###### How do you write #y + 1 = x + 2# in standard form?

## Answers

See a solution process below:

## Explanation:

The standard form of a linear equation is:

#color(red)(A)x + color(blue)(B)y = color(green)(C)# Where, if at all possible,

#color(red)(A)# ,#color(blue)(B)# , and#color(green)(C)# are integers, and A is non-negative, and, A, B, and C have no common factors other than 1First, subtract

#color(red)(1)# and#color(blue)(x)# from each side of the equation to have the#x# and#y# term on the left side of the equation and the constant on the right side as required by the Standard Form for a linear equation while keeping the equation balanced:

#-color(blue)(x) + y + 1 - color(red)(1) = -color(blue)(x) + x + 2 - color(red)(1)#

#-x + y + 0 = 0 + 1#

#-x + y = 1# Now, multiply each side of the equation by

#color(red)(-1)# to transform the coefficient of the#x# variable to a positive integer as required by the Standard Form for a linear equation while keeping the equation balanced:

#color(red)(-1)(-x + y) = color(red)(-1) * 1#

#(color(red)(-1) * -x) + (color(red)(-1) * y) = -1#
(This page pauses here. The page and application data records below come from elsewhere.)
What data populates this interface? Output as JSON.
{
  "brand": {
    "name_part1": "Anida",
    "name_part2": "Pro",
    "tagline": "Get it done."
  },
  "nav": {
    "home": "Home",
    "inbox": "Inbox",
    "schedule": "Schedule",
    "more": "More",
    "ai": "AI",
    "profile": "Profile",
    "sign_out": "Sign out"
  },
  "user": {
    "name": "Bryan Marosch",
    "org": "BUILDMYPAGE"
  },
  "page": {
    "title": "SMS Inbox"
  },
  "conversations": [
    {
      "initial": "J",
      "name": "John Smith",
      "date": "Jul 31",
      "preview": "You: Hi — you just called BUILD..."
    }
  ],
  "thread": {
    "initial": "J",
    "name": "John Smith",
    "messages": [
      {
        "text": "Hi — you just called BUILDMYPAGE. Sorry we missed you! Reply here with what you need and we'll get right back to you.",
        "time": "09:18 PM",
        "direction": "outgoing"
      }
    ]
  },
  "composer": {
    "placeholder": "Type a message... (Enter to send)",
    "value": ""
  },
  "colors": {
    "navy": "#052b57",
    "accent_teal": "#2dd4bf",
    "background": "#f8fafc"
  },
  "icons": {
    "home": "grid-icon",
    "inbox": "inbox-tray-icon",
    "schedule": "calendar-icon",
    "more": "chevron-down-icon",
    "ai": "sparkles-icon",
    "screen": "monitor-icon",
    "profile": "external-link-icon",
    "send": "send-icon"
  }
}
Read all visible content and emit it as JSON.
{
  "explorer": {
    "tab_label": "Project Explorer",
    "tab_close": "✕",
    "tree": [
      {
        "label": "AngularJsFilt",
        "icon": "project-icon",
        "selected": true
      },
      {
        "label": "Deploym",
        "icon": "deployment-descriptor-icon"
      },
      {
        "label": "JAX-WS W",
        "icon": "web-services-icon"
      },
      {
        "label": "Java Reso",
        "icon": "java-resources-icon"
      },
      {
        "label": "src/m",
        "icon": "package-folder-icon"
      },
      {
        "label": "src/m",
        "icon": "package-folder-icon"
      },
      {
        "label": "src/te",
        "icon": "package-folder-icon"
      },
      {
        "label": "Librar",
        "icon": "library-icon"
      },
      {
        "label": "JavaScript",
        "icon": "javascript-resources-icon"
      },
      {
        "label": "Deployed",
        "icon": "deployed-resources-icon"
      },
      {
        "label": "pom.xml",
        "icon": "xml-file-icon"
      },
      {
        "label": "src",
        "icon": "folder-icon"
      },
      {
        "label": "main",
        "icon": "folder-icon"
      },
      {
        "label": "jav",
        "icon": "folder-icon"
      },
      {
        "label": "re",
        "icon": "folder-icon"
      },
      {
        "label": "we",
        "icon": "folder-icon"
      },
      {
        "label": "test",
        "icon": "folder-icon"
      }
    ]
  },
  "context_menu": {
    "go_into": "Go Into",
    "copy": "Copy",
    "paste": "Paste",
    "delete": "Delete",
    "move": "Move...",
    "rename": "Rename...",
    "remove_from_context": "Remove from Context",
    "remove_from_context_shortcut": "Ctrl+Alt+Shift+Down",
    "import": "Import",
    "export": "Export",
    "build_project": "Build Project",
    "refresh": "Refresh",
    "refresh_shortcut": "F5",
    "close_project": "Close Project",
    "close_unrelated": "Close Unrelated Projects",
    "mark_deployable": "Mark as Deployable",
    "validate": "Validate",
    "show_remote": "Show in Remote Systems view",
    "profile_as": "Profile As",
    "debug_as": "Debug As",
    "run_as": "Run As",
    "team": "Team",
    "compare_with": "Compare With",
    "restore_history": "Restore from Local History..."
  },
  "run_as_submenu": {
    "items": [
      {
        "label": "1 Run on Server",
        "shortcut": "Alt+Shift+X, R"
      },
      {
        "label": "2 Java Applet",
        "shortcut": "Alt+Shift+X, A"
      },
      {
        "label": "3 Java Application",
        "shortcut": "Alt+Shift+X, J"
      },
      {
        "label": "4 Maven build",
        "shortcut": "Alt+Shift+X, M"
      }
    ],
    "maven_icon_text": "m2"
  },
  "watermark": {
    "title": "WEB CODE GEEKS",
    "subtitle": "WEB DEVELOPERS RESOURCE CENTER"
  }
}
#1x + (-1y) = -1#

#color(red)(1)x - color(blue)(1)y = color(green)(-1)#